The Kassel Foundation is funding the subproject "Do intelligent decision support systems erode moral behavior?" by Prof. Dr. Oliver Hinz and Prof. Dr. Christoph Burchard to establish an interdisciplinary center for Data Science at Goethe University.
It has been frequently shown that algorithms make better predictions than humans in many application areas. Nevertheless, research reveals a divided view in regard to the use of algorithmic predictions. On the one hand, several studies document a deep-rooted distrust and avoidance of the use of algorithmically generated outputs, which is referred to as "algorithm aversion". On the other hand, empirical studies also demonstrated that individuals prefer algorithmic recommendations over those of their peers or their own judgment. This tendency is often referred to as "algorithm appreciation". However, there are controversial accounts concerning the human tendency to rely on intelligent decision support systems. For example, in the U.S., algorithmic risk assessment systems are already used as decision support in a variety of judicial decisions, sometimes with far-reaching consequences for the defendants.

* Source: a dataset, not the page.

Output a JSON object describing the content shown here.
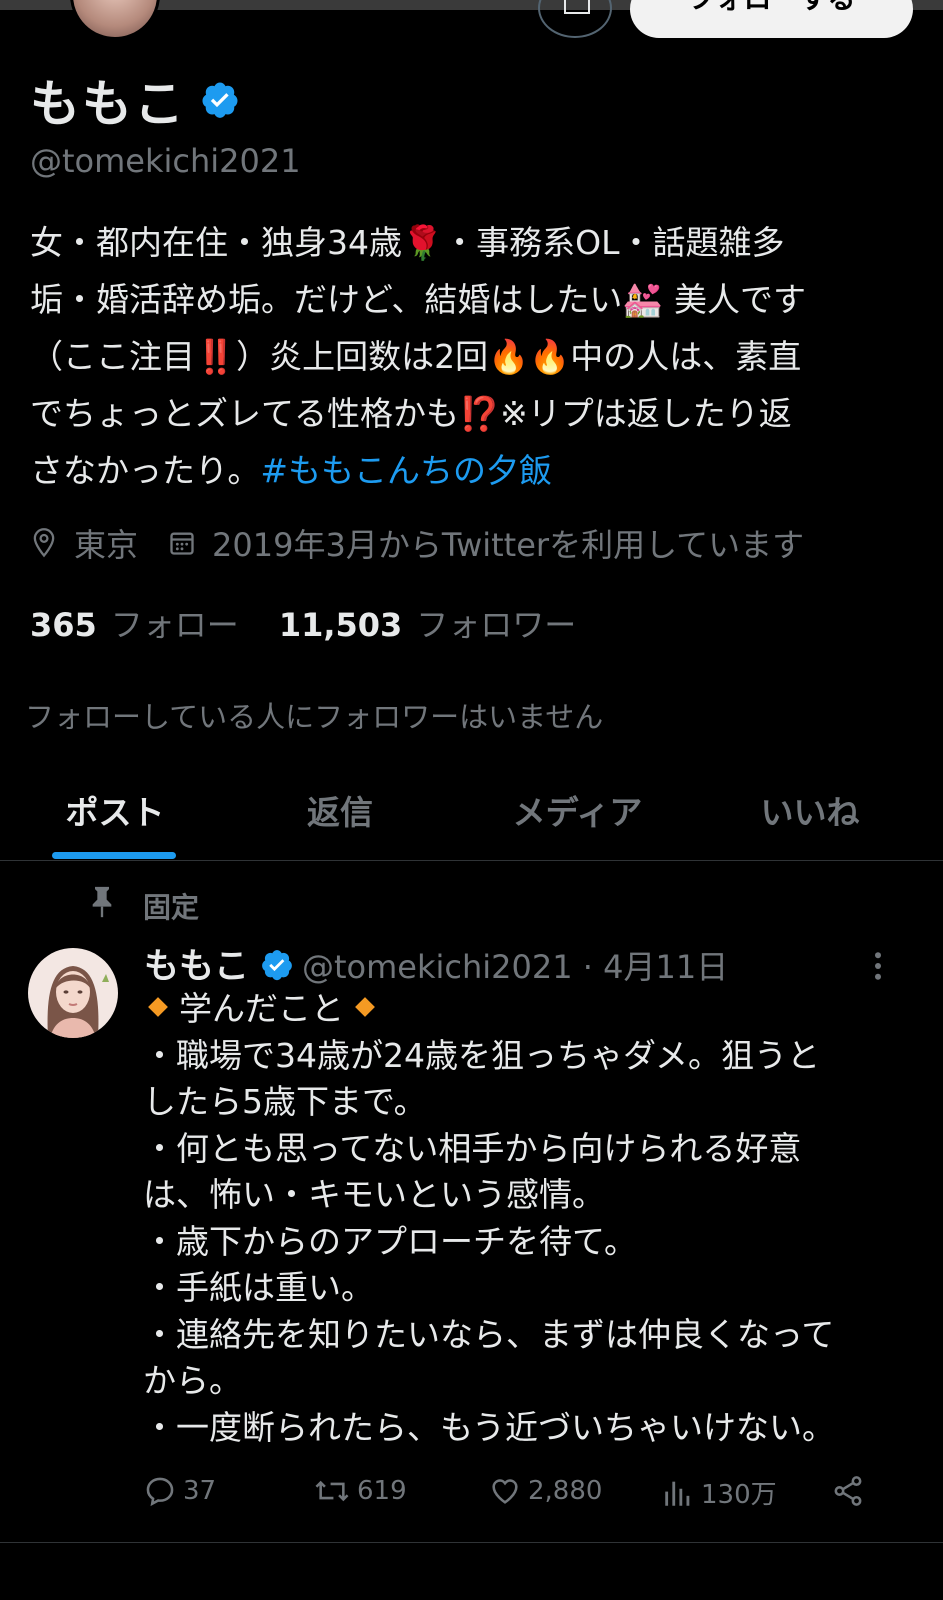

The subproject, in which Dr. Kevin Bauer and Johannes Chen are also involved, intends to contribute to this strand of the literature. The goal is to develop an intelligent decision support system, to investigate its influence on human decision making in experiments, and to derive possible implications for science and business.